The then Liberal opposition spokesman, Senator Alston, called this ploy for what it was and argued strenuously against any notion of universal service being enshrined in legislation. In the ensuring policy debate between the departmental economic rationalists and Telecom’s rural hostages the notion of universal service morphed into the concept of Community Services Obligations, to be funded under transparent transfer payments between market competitors. This elegant economic algorithm translated into an administrative nightmare and ensured that the whole issue continues to be highly politicised.
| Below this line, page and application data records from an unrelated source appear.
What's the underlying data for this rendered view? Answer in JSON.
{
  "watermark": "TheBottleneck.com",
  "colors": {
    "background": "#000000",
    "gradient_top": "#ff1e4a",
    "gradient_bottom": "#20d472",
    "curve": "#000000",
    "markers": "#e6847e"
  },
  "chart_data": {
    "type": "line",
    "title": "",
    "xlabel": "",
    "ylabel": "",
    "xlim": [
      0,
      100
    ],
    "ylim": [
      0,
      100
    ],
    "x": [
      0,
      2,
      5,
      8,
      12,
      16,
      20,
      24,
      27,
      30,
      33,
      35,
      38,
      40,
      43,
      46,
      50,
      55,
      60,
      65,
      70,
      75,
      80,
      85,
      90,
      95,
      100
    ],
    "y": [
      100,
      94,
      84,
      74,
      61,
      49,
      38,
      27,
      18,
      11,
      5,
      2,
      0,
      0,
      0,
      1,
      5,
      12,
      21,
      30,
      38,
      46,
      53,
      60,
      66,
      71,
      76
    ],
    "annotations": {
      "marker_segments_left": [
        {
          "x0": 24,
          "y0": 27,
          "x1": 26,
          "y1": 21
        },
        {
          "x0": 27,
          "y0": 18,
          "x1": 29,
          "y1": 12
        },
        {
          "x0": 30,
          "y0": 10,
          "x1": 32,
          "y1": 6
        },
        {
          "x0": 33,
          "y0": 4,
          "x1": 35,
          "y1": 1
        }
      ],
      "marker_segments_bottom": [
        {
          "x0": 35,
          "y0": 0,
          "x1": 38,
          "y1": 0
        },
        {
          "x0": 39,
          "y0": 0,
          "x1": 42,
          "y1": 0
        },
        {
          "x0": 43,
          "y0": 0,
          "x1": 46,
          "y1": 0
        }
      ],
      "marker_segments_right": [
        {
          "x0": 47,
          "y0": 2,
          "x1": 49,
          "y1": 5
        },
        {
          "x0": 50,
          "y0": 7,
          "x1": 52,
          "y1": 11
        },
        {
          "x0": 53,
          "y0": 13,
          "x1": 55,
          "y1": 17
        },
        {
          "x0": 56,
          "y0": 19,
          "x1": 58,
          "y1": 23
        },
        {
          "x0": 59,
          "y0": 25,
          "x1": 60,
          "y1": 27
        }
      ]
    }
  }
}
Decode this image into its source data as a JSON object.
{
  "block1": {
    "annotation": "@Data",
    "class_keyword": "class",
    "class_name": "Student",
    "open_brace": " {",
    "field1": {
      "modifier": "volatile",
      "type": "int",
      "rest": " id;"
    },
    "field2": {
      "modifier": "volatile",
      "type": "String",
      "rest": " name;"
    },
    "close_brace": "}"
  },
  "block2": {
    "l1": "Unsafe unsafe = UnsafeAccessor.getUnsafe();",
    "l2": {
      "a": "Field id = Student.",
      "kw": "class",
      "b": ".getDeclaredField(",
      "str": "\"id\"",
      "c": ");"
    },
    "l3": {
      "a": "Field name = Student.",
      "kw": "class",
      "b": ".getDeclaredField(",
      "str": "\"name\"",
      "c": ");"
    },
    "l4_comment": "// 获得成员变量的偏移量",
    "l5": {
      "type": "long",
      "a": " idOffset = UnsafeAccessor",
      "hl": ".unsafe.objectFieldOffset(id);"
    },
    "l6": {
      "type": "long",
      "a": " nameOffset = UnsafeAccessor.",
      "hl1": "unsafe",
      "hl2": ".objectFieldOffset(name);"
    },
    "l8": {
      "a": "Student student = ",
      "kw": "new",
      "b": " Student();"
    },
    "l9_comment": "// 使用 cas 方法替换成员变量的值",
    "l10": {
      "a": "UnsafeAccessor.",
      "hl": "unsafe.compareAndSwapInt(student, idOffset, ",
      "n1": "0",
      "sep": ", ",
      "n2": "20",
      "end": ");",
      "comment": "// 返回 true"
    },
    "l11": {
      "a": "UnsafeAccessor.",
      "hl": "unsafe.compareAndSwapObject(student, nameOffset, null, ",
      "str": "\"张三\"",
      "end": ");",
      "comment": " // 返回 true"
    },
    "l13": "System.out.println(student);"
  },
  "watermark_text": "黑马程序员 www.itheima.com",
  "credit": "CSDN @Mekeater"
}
The third leg of Telecom’s strategy was to invoke the national interest in having a strong national flagship carrier in an increasingly internationalised industry. This led to the great Labor Special Conference debate of 1990 over whether OTC, then Australia’s separate international carrier, should be privatised as the platform for competition – as argued passionately by Treasurer Paul Keating – or merged with Telecom to compete against a privatised and recapitalised Aussat, then Australia’s failing satellite operator. With Telecom’s strong backing, the second ‘megacom’ model was pushed through by Prime Minister Hawke and Minister Beazley over the Treasurer’s opposition. Telecom’s success in pushing this model ensured that the merged entity “ Telstra – remains the dominant carrier in the Australian market.

The final part of the strategy was to assert that telecommunications is different from other utilities, in a bid to head off the structural separation model adopted in telecommunications deregulation in the US and in Australia in the case of electricity and other utilities. Telecom successfully argued that the ‘any to any’ connectivity imperatives of the network required vertically integrated operations. This led to the adoption of a ‘full services’ model for carrier licensing. It also led to telecommunications being carved out from the National Competition Policy Framework, and to separate, sector specific, provisions being inserted into the Trade Practices Act, and to the creation of a complex web of regulatory roles and responsibilities.
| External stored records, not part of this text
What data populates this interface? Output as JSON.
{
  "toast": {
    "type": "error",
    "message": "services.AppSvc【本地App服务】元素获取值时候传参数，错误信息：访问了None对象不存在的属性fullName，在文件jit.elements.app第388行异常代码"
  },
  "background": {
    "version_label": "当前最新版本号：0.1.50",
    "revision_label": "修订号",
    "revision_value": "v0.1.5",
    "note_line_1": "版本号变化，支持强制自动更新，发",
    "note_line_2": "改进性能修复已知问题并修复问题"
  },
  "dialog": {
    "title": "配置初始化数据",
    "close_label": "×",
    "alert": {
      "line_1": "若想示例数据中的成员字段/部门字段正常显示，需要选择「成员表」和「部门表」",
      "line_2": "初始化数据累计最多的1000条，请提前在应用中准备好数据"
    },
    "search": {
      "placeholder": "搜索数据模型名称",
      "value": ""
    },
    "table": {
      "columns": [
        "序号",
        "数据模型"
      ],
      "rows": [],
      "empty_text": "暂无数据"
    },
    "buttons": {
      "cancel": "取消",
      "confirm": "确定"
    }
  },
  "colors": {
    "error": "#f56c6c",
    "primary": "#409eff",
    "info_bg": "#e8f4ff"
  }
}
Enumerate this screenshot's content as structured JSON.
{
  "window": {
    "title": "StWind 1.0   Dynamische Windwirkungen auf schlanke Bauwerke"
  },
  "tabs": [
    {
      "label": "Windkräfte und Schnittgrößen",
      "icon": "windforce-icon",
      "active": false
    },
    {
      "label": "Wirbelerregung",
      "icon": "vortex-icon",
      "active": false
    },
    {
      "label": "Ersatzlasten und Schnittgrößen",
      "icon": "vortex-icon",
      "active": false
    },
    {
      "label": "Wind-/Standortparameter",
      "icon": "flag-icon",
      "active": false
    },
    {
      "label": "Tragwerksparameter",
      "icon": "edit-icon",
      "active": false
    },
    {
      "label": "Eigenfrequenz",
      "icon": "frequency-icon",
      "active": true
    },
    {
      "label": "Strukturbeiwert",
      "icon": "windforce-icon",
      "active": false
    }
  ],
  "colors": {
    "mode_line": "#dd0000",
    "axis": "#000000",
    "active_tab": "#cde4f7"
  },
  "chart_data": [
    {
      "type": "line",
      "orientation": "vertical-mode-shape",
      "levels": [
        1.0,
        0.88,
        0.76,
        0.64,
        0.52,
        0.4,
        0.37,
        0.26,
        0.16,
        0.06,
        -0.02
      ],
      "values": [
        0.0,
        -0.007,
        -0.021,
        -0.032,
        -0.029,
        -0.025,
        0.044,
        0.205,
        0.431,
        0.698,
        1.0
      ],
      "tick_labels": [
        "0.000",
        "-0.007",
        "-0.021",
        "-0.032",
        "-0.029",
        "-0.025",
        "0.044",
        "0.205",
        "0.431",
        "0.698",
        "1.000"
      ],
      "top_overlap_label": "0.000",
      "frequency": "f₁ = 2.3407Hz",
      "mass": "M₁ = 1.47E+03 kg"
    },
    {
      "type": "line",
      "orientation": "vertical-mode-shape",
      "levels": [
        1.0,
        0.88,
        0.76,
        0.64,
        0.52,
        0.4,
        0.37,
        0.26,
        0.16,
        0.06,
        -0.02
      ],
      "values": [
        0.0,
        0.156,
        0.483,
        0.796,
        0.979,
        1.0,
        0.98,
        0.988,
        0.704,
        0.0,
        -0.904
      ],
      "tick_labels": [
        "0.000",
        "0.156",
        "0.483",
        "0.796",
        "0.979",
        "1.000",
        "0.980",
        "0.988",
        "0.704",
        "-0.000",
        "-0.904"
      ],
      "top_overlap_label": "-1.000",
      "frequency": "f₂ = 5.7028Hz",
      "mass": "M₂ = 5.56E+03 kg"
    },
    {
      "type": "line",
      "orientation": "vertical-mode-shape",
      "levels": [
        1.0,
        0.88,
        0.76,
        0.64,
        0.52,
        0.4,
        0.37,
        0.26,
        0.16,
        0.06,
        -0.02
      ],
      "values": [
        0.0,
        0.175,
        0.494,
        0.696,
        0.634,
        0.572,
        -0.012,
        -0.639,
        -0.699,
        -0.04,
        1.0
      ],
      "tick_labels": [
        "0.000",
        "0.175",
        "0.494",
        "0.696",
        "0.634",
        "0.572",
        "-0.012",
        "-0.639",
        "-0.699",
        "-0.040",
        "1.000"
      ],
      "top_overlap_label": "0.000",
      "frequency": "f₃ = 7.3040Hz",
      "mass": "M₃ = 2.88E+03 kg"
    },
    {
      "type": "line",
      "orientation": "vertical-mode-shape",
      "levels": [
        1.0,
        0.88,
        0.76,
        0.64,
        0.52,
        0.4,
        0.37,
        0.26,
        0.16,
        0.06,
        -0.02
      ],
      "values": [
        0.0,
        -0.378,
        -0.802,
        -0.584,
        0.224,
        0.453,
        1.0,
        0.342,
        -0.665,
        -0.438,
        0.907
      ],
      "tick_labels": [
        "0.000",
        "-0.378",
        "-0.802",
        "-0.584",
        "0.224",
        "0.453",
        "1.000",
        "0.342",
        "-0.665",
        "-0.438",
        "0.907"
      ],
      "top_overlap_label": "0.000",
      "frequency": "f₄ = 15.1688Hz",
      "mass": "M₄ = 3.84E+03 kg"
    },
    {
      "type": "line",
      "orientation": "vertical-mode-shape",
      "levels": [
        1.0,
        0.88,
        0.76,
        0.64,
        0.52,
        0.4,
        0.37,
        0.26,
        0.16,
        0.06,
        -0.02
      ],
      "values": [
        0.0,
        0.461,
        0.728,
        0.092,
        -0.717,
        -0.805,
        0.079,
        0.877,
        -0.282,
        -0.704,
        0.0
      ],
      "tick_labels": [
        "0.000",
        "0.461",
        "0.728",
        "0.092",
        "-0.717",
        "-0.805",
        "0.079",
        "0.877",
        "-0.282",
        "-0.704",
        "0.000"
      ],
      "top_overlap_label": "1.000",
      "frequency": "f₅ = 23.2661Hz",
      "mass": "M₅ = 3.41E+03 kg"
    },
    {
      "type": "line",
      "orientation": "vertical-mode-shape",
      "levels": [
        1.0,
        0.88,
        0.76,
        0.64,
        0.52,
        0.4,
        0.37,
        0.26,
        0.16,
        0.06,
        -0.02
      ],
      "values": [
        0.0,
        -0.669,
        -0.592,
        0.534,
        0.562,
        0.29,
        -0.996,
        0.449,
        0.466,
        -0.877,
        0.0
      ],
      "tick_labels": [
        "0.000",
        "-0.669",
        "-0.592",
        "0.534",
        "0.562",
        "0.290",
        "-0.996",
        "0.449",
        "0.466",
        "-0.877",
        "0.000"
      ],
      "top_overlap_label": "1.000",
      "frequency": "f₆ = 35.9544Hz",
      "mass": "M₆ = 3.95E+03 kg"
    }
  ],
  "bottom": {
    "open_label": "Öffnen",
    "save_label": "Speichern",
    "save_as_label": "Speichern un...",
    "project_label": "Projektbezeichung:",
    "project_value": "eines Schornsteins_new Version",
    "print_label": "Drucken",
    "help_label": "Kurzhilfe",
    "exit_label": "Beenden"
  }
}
Today’s unfinished business of the final privatisation of Telstra is complicated and politicised by the consequences of that four-part strategy from the 1980s and its unintended consequences. The bush now holds Telstra hostage. Telstra is micro-managed by a highly interventionist regulatory regime which works against the market tests of classic competition policy. Australia’s competition regulator is hamstrung, and in any case lacks the generic anti-trust powers which have been employed to significant effect in this sector in the US and Europe. And Australia’s flagship carrier has failed to carve out a defendable regional or global position.

No industry situation or policy agenda starts with a clean sheet of paper. Going forward successfully, however, requires that the assumptions and objectives which have given rise to the position today be re-examined thoughtfully as a basis for reassessing future options.
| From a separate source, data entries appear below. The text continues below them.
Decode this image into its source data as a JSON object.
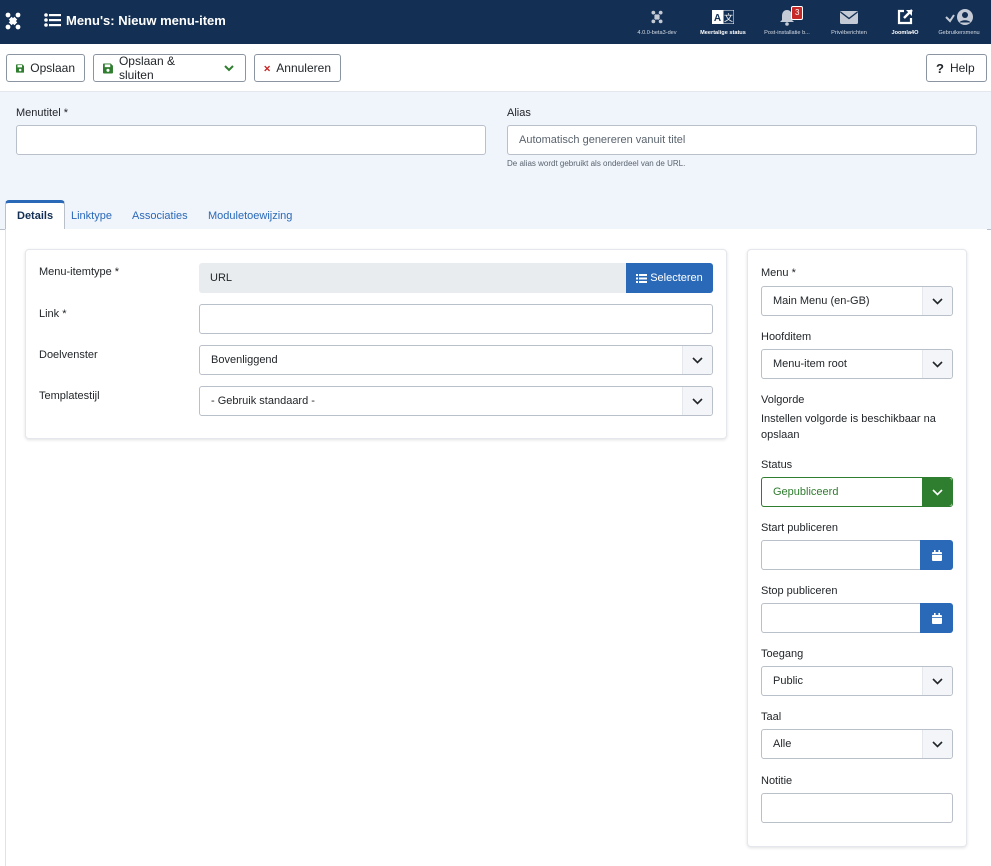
{
  "header": {
    "title": "Menu's: Nieuw menu-item",
    "items": [
      {
        "label": "4.0.0-beta3-dev",
        "icon": "joomla-icon"
      },
      {
        "label": "Meertalige status",
        "icon": "language-icon"
      },
      {
        "label": "Post-installatie b...",
        "icon": "bell-icon",
        "badge": "3"
      },
      {
        "label": "Privéberichten",
        "icon": "envelope-icon"
      },
      {
        "label": "Joomla4O",
        "icon": "external-link-icon"
      },
      {
        "label": "Gebruikersmenu",
        "icon": "user-icon"
      }
    ]
  },
  "toolbar": {
    "save": "Opslaan",
    "save_close": "Opslaan & sluiten",
    "cancel": "Annuleren",
    "help": "Help"
  },
  "title_area": {
    "title_label": "Menutitel *",
    "title_value": "",
    "alias_label": "Alias",
    "alias_placeholder": "Automatisch genereren vanuit titel",
    "alias_hint": "De alias wordt gebruikt als onderdeel van de URL."
  },
  "tabs": [
    "Details",
    "Linktype",
    "Associaties",
    "Moduletoewijzing"
  ],
  "details": {
    "type_label": "Menu-itemtype *",
    "type_value": "URL",
    "select_button": "Selecteren",
    "link_label": "Link *",
    "link_value": "",
    "target_label": "Doelvenster",
    "target_value": "Bovenliggend",
    "template_label": "Templatestijl",
    "template_value": "- Gebruik standaard -"
  },
  "sidebar": {
    "menu_label": "Menu *",
    "menu_value": "Main Menu (en-GB)",
    "parent_label": "Hoofditem",
    "parent_value": "Menu-item root",
    "order_label": "Volgorde",
    "order_text": "Instellen volgorde is beschikbaar na opslaan",
    "status_label": "Status",
    "status_value": "Gepubliceerd",
    "publish_up_label": "Start publiceren",
    "publish_down_label": "Stop publiceren",
    "access_label": "Toegang",
    "access_value": "Public",
    "language_label": "Taal",
    "language_value": "Alle",
    "note_label": "Notitie"
  },
  "colors": {
    "header_bg": "#132f53",
    "accent": "#2a69b8",
    "published": "#2f7d2f",
    "cancel": "#c52827"
  }
}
If I were advising Telstra today I would be questioning whether the parts of the company are not worth more than the whole, and whether a commercially driven strategy of divestiture might not produce the best result for shareholders and, ironically, for users. It would also resolve many of the intractable policy and regulatory dilemmas. It is the only way I can think of to unwind the tangled web we have all conspired to create.

Launched in 2004, New Matilda is one of Australia's oldest online independent publications. It's focus is on investigative journalism and analysis, with occasional smart arsery thrown in for reasons of sanity. New Matilda is owned and edited by Walkley Award and Human Rights Award winning journalist Chris Graham.